Agile 2008: A Coach's Role is to Reveal the System to Itself
Agile 2008 officially starts today, August 4, 2008. However, over the weekend this reporter and others from the Agile community attended coaching training that focused on organization and relationship systems coaching (this class was attended by coaches in IT, health care, mediation, and life-coaching). This type of coaching focuses not only the individuals but the relationship between individuals as its own entity. The theory can be applied to both individual and team coaching.
The term "coach" in the Agile community can mean different things to different people such as mentor/advisor, team lead, project manager, or even consultant. In the broader coaching world, they have a distinction - and that is a coach's job is not to "fix" the system but to reveal the system to itself. The theory is that change can only come from within. Furthermore, that every system is naturally creative, resourceful, and whole - even if the system is dying, that is ok.
This definition of a coach, and the system that she is coaching maybe uncomfortable with many of us in the field. However, being at a conference is an opportunity to check new theories quickly with some very experienced practitioners. (Surprisingly?) This view of a coach's role and how to successfully bring about change in an organization is not alien to many of the more experienced attendees in the conference. Four different experienced coaches and practitioners validated this view of a coach's role and responsibility to the team or organization they are coaching.
So, what is coaching?
Coaching is not about "making" the change but "causing" the change
From coaching with several organizations for years I understand that this little concept is paramount to being effective at introducing lasting organizational change.
Whenever I tried to make a change on a system, a team in this case, I obtained rapid response sometimes in the direction that I wanted, sometimes in the opposite direction, I was in control of the "change", but change didn't lasted, so to maintain that I needed to put effort to maintain it, this can't be called change, it was just a reaction.
But when I reflected as a mirror the system to itself, I had sometimes no rapid response, but after a couple of times patiently doing that suddenly change happened not as a reaction that will end as soon as I stopped putting effort on making the change.
This I think is related to the concept of trying to change what we do, to obtain what we want, instead we need to change what we are that will effortlessly change what we do, and lead to the results that we want.

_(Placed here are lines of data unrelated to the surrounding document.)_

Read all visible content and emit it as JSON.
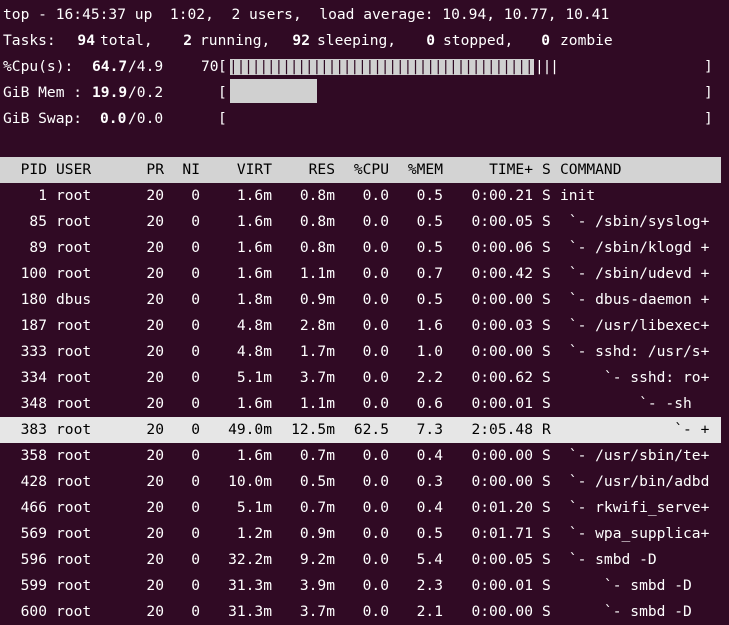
{
  "summary": {
    "line1": "top - 16:45:37 up  1:02,  2 users,  load average: 10.94, 10.77, 10.41",
    "tasks": {
      "label": "Tasks:",
      "total": "94",
      "total_label": "total,",
      "running": "2",
      "running_label": "running,",
      "sleeping": "92",
      "sleeping_label": "sleeping,",
      "stopped": "0",
      "stopped_label": "stopped,",
      "zombie": "0",
      "zombie_label": "zombie"
    },
    "cpu": {
      "label": "%Cpu(s):",
      "value": "64.7",
      "rest": "/4.9",
      "scale": "70",
      "bar_open": "[",
      "bar_ticks": "||||||||||||||||||||||||||||||||||||||||",
      "bar_tail": "|||",
      "bar_close": "]",
      "usage_fraction": 0.7
    },
    "mem": {
      "label": "GiB Mem :",
      "value": "19.9",
      "rest": "/0.2",
      "bar_open": "[",
      "bar_close": "]",
      "usage_fraction": 0.18
    },
    "swap": {
      "label": "GiB Swap:",
      "value": "0.0",
      "rest": "/0.0",
      "bar_open": "[",
      "bar_close": "]",
      "usage_fraction": 0.0
    }
  },
  "table": {
    "headers": {
      "pid": "PID",
      "user": "USER",
      "pr": "PR",
      "ni": "NI",
      "virt": "VIRT",
      "res": "RES",
      "cpu": "%CPU",
      "mem": "%MEM",
      "time": "TIME+",
      "s": "S",
      "command": "COMMAND"
    },
    "rows": [
      {
        "pid": "1",
        "user": "root",
        "pr": "20",
        "ni": "0",
        "virt": "1.6m",
        "res": "0.8m",
        "cpu": "0.0",
        "mem": "0.5",
        "time": "0:00.21",
        "s": "S",
        "command": "init"
      },
      {
        "pid": "85",
        "user": "root",
        "pr": "20",
        "ni": "0",
        "virt": "1.6m",
        "res": "0.8m",
        "cpu": "0.0",
        "mem": "0.5",
        "time": "0:00.05",
        "s": "S",
        "command": " `- /sbin/syslog+"
      },
      {
        "pid": "89",
        "user": "root",
        "pr": "20",
        "ni": "0",
        "virt": "1.6m",
        "res": "0.8m",
        "cpu": "0.0",
        "mem": "0.5",
        "time": "0:00.06",
        "s": "S",
        "command": " `- /sbin/klogd +"
      },
      {
        "pid": "100",
        "user": "root",
        "pr": "20",
        "ni": "0",
        "virt": "1.6m",
        "res": "1.1m",
        "cpu": "0.0",
        "mem": "0.7",
        "time": "0:00.42",
        "s": "S",
        "command": " `- /sbin/udevd +"
      },
      {
        "pid": "180",
        "user": "dbus",
        "pr": "20",
        "ni": "0",
        "virt": "1.8m",
        "res": "0.9m",
        "cpu": "0.0",
        "mem": "0.5",
        "time": "0:00.00",
        "s": "S",
        "command": " `- dbus-daemon +"
      },
      {
        "pid": "187",
        "user": "root",
        "pr": "20",
        "ni": "0",
        "virt": "4.8m",
        "res": "2.8m",
        "cpu": "0.0",
        "mem": "1.6",
        "time": "0:00.03",
        "s": "S",
        "command": " `- /usr/libexec+"
      },
      {
        "pid": "333",
        "user": "root",
        "pr": "20",
        "ni": "0",
        "virt": "4.8m",
        "res": "1.7m",
        "cpu": "0.0",
        "mem": "1.0",
        "time": "0:00.00",
        "s": "S",
        "command": " `- sshd: /usr/s+"
      },
      {
        "pid": "334",
        "user": "root",
        "pr": "20",
        "ni": "0",
        "virt": "5.1m",
        "res": "3.7m",
        "cpu": "0.0",
        "mem": "2.2",
        "time": "0:00.62",
        "s": "S",
        "command": "     `- sshd: ro+"
      },
      {
        "pid": "348",
        "user": "root",
        "pr": "20",
        "ni": "0",
        "virt": "1.6m",
        "res": "1.1m",
        "cpu": "0.0",
        "mem": "0.6",
        "time": "0:00.01",
        "s": "S",
        "command": "         `- -sh"
      },
      {
        "pid": "383",
        "user": "root",
        "pr": "20",
        "ni": "0",
        "virt": "49.0m",
        "res": "12.5m",
        "cpu": "62.5",
        "mem": "7.3",
        "time": "2:05.48",
        "s": "R",
        "command": "             `- +"
      },
      {
        "pid": "358",
        "user": "root",
        "pr": "20",
        "ni": "0",
        "virt": "1.6m",
        "res": "0.7m",
        "cpu": "0.0",
        "mem": "0.4",
        "time": "0:00.00",
        "s": "S",
        "command": " `- /usr/sbin/te+"
      },
      {
        "pid": "428",
        "user": "root",
        "pr": "20",
        "ni": "0",
        "virt": "10.0m",
        "res": "0.5m",
        "cpu": "0.0",
        "mem": "0.3",
        "time": "0:00.00",
        "s": "S",
        "command": " `- /usr/bin/adbd"
      },
      {
        "pid": "466",
        "user": "root",
        "pr": "20",
        "ni": "0",
        "virt": "5.1m",
        "res": "0.7m",
        "cpu": "0.0",
        "mem": "0.4",
        "time": "0:01.20",
        "s": "S",
        "command": " `- rkwifi_serve+"
      },
      {
        "pid": "569",
        "user": "root",
        "pr": "20",
        "ni": "0",
        "virt": "1.2m",
        "res": "0.9m",
        "cpu": "0.0",
        "mem": "0.5",
        "time": "0:01.71",
        "s": "S",
        "command": " `- wpa_supplica+"
      },
      {
        "pid": "596",
        "user": "root",
        "pr": "20",
        "ni": "0",
        "virt": "32.2m",
        "res": "9.2m",
        "cpu": "0.0",
        "mem": "5.4",
        "time": "0:00.05",
        "s": "S",
        "command": " `- smbd -D"
      },
      {
        "pid": "599",
        "user": "root",
        "pr": "20",
        "ni": "0",
        "virt": "31.3m",
        "res": "3.9m",
        "cpu": "0.0",
        "mem": "2.3",
        "time": "0:00.01",
        "s": "S",
        "command": "     `- smbd -D"
      },
      {
        "pid": "600",
        "user": "root",
        "pr": "20",
        "ni": "0",
        "virt": "31.3m",
        "res": "3.7m",
        "cpu": "0.0",
        "mem": "2.1",
        "time": "0:00.00",
        "s": "S",
        "command": "     `- smbd -D"
      }
    ],
    "selected_pid": "383"
  },
  "colors": {
    "terminal_background": "#300a24",
    "text": "#ffffff",
    "header_row_background": "#d3d3d3",
    "selected_row_background": "#e6e6e6",
    "meter_fill": "#d0d0d0"
  }
}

It's the paradigm, baby!
Shane Hastie on Distributed Agile Teams, Product Ownership and the Agile Manifesto Translation Program
Shane Hastie Apr 17, 2015